Torvalds later parlayed his ownership of the Linux project into U.S. currency with a job at a hot startup, as many famous programmers do. But for many hackers, being paid in the currency of the movement is compensation enough. And if you think about it, this is the currency that everyone ultimately wants.
Think of Netscape founder Jim Clark and Oracle's Larry Ellison and their huge sailboats. The boats are really not much more fun to sail than an old 210, are they? The whole point is to bring guests for a day trip and watch them marvel at your huge boat. For all their hard work building companies, Clark and Ellison really want to get paid in respect and admiration.
This is the potential problem for companies like Microsoft. What do you do if people now enjoy creating products for pure satisfaction that you've been selling for American dollars? Microsoft still has the advantage of being able to focus on customer needs that may not be interesting or fun for the average hacker. I also wonder if the size of the open-source movement is in part the residue of a strong economy. It seems that fewer people will work for satisfaction if they have to work harder to earn legal tender. But whatever its implications, a vibrant marketplace of ideas is great news for consumers.
-- snooze button (firstname.lastname@example.org), February 01, 2000
Money or satisfaction?
Is there a third choice?
-- Hokie (Hokie_@hotmail.com), February 01, 2000.
Yup. Not working. No money; no satisfaction. Just ask me.
-- Squirrel Hunter (email@example.com), February 01, 2000.
I know I'm pretty damned satisfied on payday.
-- Deano (firstname.lastname@example.org), February 01, 2000.
I drive a city bus for a living. Does that answer your question????
-- Ralph Kramden (and@AwayWeGo.com), February 01, 2000.

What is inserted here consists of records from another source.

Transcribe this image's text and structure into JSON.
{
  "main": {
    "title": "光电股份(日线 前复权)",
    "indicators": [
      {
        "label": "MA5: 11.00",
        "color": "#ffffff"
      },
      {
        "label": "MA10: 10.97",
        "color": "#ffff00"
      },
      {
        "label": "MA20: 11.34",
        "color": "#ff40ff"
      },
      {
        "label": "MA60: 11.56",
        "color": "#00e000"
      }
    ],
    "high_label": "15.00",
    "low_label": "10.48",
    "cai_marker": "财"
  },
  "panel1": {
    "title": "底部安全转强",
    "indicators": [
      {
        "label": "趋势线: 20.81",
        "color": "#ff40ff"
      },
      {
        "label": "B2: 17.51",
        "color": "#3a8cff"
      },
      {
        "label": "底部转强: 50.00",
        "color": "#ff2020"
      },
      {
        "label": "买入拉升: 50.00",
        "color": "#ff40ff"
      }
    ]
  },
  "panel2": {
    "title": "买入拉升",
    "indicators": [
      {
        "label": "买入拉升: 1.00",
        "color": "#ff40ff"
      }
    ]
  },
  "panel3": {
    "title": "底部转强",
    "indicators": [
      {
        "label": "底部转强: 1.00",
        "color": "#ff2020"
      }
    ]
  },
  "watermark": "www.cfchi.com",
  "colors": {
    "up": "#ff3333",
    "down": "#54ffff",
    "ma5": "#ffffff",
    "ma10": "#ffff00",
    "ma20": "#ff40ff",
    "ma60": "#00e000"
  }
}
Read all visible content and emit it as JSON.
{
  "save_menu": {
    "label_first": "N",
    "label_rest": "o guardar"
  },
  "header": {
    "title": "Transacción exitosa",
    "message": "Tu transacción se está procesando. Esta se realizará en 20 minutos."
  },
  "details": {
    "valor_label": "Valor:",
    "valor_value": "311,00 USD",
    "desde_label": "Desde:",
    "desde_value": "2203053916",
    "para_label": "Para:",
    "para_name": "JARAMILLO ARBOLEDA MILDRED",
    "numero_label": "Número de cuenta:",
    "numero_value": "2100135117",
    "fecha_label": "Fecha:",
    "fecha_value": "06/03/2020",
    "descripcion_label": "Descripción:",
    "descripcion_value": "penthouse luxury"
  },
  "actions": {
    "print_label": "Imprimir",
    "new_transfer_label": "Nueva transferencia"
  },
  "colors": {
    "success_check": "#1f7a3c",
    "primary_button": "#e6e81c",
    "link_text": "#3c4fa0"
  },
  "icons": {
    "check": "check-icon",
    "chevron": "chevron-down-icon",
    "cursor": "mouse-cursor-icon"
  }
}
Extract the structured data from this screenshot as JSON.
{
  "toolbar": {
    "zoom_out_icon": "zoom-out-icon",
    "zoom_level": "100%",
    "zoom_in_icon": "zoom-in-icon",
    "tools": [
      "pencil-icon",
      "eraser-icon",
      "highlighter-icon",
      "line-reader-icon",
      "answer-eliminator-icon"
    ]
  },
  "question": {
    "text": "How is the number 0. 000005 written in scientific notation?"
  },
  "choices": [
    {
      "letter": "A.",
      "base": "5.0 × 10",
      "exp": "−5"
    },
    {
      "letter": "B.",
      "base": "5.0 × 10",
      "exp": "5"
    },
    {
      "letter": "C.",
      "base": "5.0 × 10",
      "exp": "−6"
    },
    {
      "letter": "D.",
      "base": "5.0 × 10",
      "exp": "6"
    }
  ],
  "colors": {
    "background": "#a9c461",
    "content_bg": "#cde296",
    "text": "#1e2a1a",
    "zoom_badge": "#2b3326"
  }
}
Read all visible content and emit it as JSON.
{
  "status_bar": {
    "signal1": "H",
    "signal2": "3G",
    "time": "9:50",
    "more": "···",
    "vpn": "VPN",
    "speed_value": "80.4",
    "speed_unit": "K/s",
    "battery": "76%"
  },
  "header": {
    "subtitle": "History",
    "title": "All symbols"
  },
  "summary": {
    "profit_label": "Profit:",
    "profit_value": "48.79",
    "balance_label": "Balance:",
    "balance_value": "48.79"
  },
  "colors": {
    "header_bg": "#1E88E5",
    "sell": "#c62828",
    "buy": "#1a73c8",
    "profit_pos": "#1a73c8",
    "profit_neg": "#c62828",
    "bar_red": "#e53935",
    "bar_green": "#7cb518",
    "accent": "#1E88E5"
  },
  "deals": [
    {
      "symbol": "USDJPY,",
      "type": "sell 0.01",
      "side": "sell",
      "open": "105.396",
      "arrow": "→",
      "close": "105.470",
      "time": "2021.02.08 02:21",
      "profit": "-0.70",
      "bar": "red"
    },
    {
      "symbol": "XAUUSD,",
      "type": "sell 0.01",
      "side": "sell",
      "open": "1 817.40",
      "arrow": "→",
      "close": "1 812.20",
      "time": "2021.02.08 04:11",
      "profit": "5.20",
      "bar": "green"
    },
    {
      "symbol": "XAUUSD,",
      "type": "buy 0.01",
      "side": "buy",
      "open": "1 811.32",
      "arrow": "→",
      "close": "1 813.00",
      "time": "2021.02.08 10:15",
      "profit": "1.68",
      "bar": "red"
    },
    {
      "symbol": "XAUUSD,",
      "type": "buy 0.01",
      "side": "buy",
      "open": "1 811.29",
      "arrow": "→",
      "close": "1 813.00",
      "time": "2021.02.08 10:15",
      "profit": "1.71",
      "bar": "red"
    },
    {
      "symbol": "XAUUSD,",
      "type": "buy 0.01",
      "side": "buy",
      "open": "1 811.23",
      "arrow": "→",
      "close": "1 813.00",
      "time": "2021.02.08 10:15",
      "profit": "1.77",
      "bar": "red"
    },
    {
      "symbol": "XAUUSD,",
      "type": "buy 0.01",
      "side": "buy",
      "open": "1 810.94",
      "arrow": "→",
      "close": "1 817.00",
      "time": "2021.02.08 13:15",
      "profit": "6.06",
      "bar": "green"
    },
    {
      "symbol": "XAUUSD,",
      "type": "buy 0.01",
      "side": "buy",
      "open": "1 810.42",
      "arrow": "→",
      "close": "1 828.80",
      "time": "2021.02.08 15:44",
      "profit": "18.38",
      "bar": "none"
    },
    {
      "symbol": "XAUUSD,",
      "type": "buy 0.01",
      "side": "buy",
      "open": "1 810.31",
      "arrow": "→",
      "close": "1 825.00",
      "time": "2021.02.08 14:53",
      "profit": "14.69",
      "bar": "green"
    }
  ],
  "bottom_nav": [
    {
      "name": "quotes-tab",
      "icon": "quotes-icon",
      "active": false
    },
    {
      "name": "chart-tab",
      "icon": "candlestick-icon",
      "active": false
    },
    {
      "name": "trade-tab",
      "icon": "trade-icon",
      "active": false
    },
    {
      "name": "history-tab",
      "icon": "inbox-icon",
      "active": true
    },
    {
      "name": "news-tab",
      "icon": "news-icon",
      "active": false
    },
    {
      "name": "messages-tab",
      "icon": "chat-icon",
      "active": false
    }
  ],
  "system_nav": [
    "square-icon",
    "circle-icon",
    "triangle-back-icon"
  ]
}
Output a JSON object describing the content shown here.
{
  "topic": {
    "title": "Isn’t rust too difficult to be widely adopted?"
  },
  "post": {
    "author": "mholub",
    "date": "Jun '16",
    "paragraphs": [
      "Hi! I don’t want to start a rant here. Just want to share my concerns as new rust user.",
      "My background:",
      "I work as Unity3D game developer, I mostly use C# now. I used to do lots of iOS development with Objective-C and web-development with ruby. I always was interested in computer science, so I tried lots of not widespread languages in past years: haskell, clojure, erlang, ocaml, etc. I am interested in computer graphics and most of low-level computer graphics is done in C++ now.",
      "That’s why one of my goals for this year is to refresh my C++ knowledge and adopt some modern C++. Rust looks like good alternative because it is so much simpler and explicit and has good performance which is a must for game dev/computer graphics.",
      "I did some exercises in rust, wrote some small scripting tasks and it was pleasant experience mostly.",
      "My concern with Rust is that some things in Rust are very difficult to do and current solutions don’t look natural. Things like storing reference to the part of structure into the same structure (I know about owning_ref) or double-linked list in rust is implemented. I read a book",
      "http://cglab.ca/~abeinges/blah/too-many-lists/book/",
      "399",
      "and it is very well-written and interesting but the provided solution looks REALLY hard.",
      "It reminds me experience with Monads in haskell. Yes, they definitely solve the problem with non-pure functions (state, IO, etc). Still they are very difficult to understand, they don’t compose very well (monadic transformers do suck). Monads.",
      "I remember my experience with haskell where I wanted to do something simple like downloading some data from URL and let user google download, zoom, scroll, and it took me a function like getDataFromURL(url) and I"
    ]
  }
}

The respect, love and attention of God, the exquisite company of His angels, and the incomparable buoyant Divine Companionship of our dynamic Guru-Preceptor.
-- Ashton & Leska in Cascadia (email@example.com), February 01, 2000.
I would work for satisfaction if I didn't become so unsatisfied when I see over 1/3 of my earnings deducted.
-- Powder (Powder47keg@aol.com), February 01, 2000.
If you love what you do for a living and do it well, you will never work another day in your life.
Based on my experiences, this especially applies in the programming field. The coders in it just for the money tend not to be a happy bunch, while those who love coding for coding's sake don't mind working those 60+ hour weeks. Betcha Sysman can relate to this ;-)
-- Tim (firstname.lastname@example.org), February 01, 2000.